ANNAPOLIS -- The Maryland State House is being kept tidy these days by an unusually polite crew of young men.
Wearing bright blue uniforms and black combat boots, they have little to say beyond a "Good morning, sir" or "Good afternoon, ma'am" to practically anybody who comes within earshot.
The new cleaning crew is made up of 11 young men from Maryland's experimental boot camp. The same strict discipline that is enforced inside the camp extends outside as well.
As a visitor approaches an inmate polishing a brass plate on an outer door of the State House, the young man snaps to attention, opens the door and offers the standard greeting.
Two inmates mopping the floor of a hallway pause and politely greet each person who walks by.
Their demeanor and dress are markedly different from that of the prison inmates who have cleaned the State House for years. The change has received good notices around the capitol.
"We're super-impressed," said Judy Housley, a guide and travel counselor in the State House tour office. "I haven't been 'ma'amed' that much since I was a schoolteacher."
The inmates are in the first class admitted to the Herman L. Toulson Correctional Boot Camp in Jessup, a program in its fifth month. All are younger than 25 and are serving prison sentences for the first time.
When they are not on cleanup duty on state roads or in the State House, the inmates attend daily sessions on communication, problem-solving and self-control.
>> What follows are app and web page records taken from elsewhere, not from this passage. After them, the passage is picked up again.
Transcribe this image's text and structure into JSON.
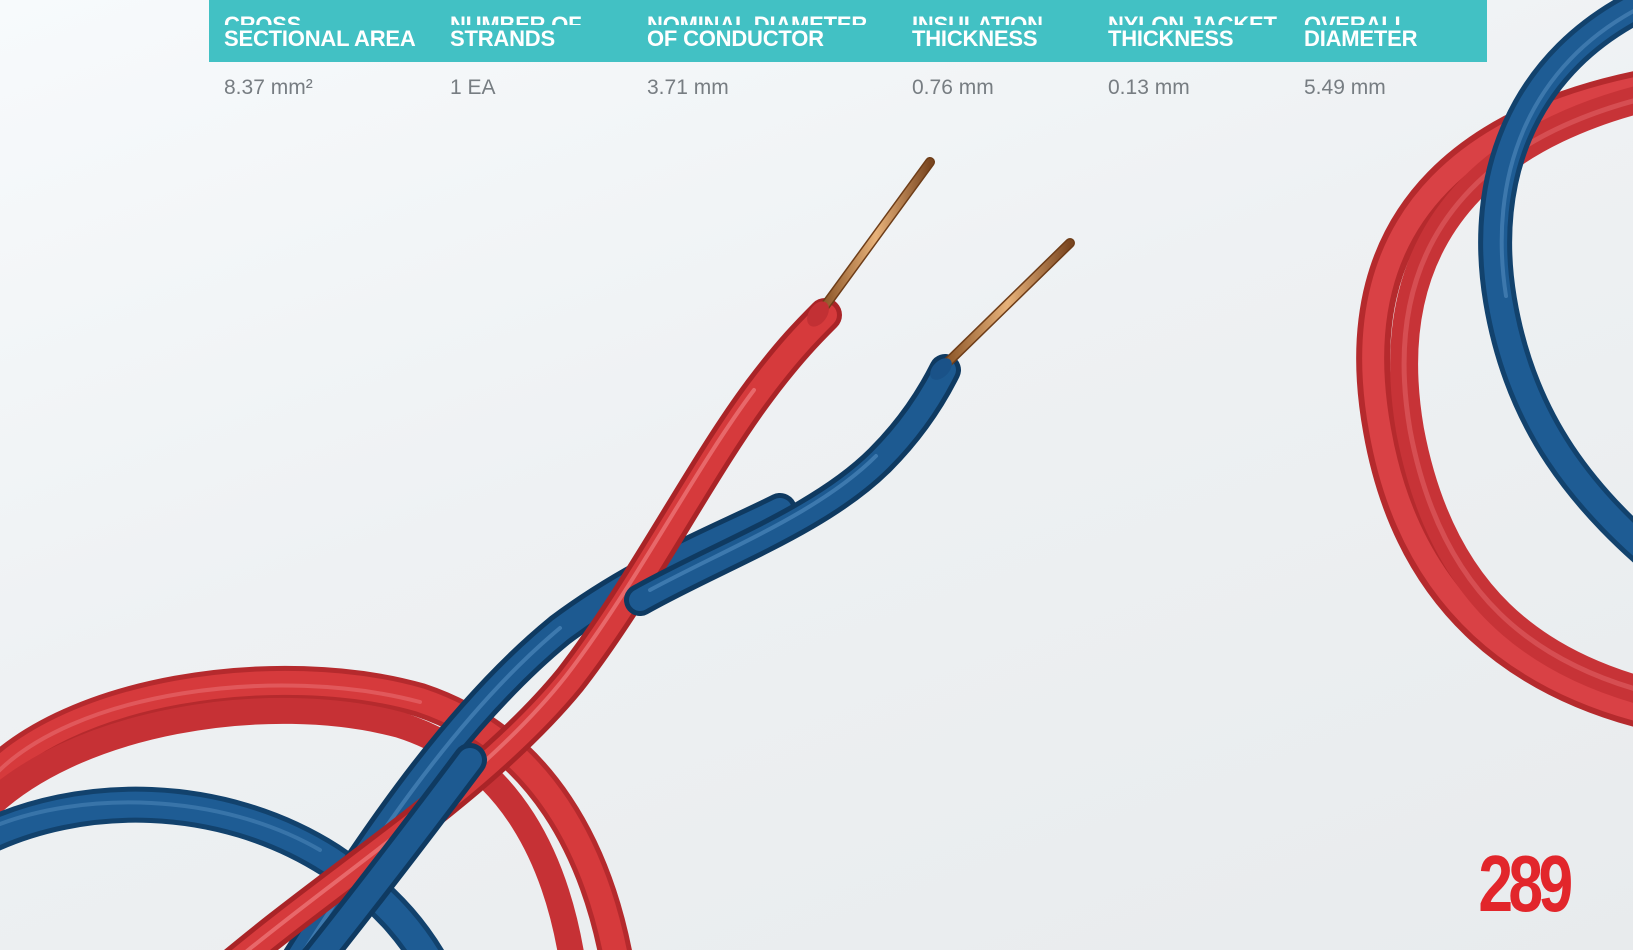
{
  "spec_table": {
    "headers": [
      {
        "line1": "CROSS",
        "line2": "SECTIONAL AREA"
      },
      {
        "line1": "NUMBER OF",
        "line2": "STRANDS"
      },
      {
        "line1": "NOMINAL DIAMETER",
        "line2": "OF CONDUCTOR"
      },
      {
        "line1": "INSULATION",
        "line2": "THICKNESS"
      },
      {
        "line1": "NYLON JACKET",
        "line2": "THICKNESS"
      },
      {
        "line1": "OVERALL",
        "line2": "DIAMETER"
      }
    ],
    "rows": [
      [
        "8.37 mm²",
        "1 EA",
        "3.71 mm",
        "0.76 mm",
        "0.13 mm",
        "5.49 mm"
      ]
    ]
  },
  "page_number": "289",
  "colors": {
    "header_bg": "#42c1c4",
    "header_text": "#ffffff",
    "cell_text": "#777d82",
    "page_number": "#e2262b",
    "wire_red": "#d63a3c",
    "wire_blue": "#1d5a91",
    "copper": "#c98a4a"
  }
}
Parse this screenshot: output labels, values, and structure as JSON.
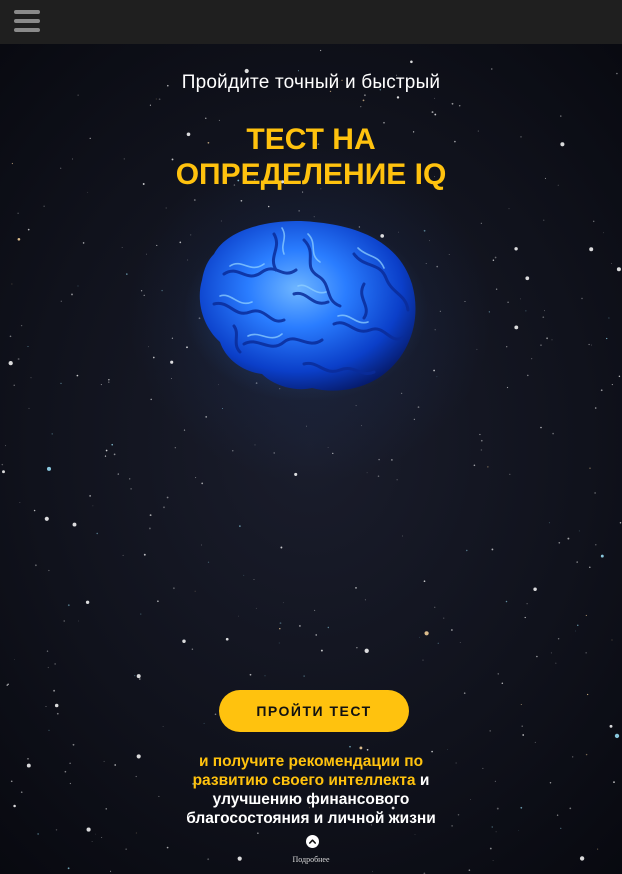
{
  "header": {
    "menu_icon": "hamburger-menu-icon"
  },
  "hero": {
    "subtitle": "Пройдите точный и быстрый",
    "headline": "ТЕСТ НА ОПРЕДЕЛЕНИЕ IQ",
    "image": "blue-brain",
    "cta_label": "ПРОЙТИ ТЕСТ",
    "promo_highlight": "и получите рекомендации по развитию своего интеллекта",
    "promo_rest": " и улучшению финансового благосостояния и личной жизни",
    "more_icon": "chevron-up-circle-icon",
    "more_label": "Подробнее"
  },
  "colors": {
    "accent": "#ffc20e",
    "background": "#0b0d16",
    "topbar": "#1f1f1f",
    "brain": "#1e6cff"
  }
}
They wear bright uniforms with gold trouser stripes and gold baseball caps. They march from one work site to another, almost always under the scrutiny of a pair of uniformed security guards called drill instructors.
Most are expected to leave the program and the prison system after a graduation ceremony in January.
Cpl. Stephanie A. Randall, an instructor, said the 11 inmates selected for the State House detail are among the best of the 240 inmates in the all-male boot camp program.
John P. Garner, 24, of Baltimore, was sentenced to two years in prison for violating probation of a sentence for car theft. He said he prefers spending his days in the halls of government to picking up highway trash.
"It's fine," said Garner, who has been given a special assignment to work in the darkroom with the State House photographers. "I'd rather be here because I'm learning more."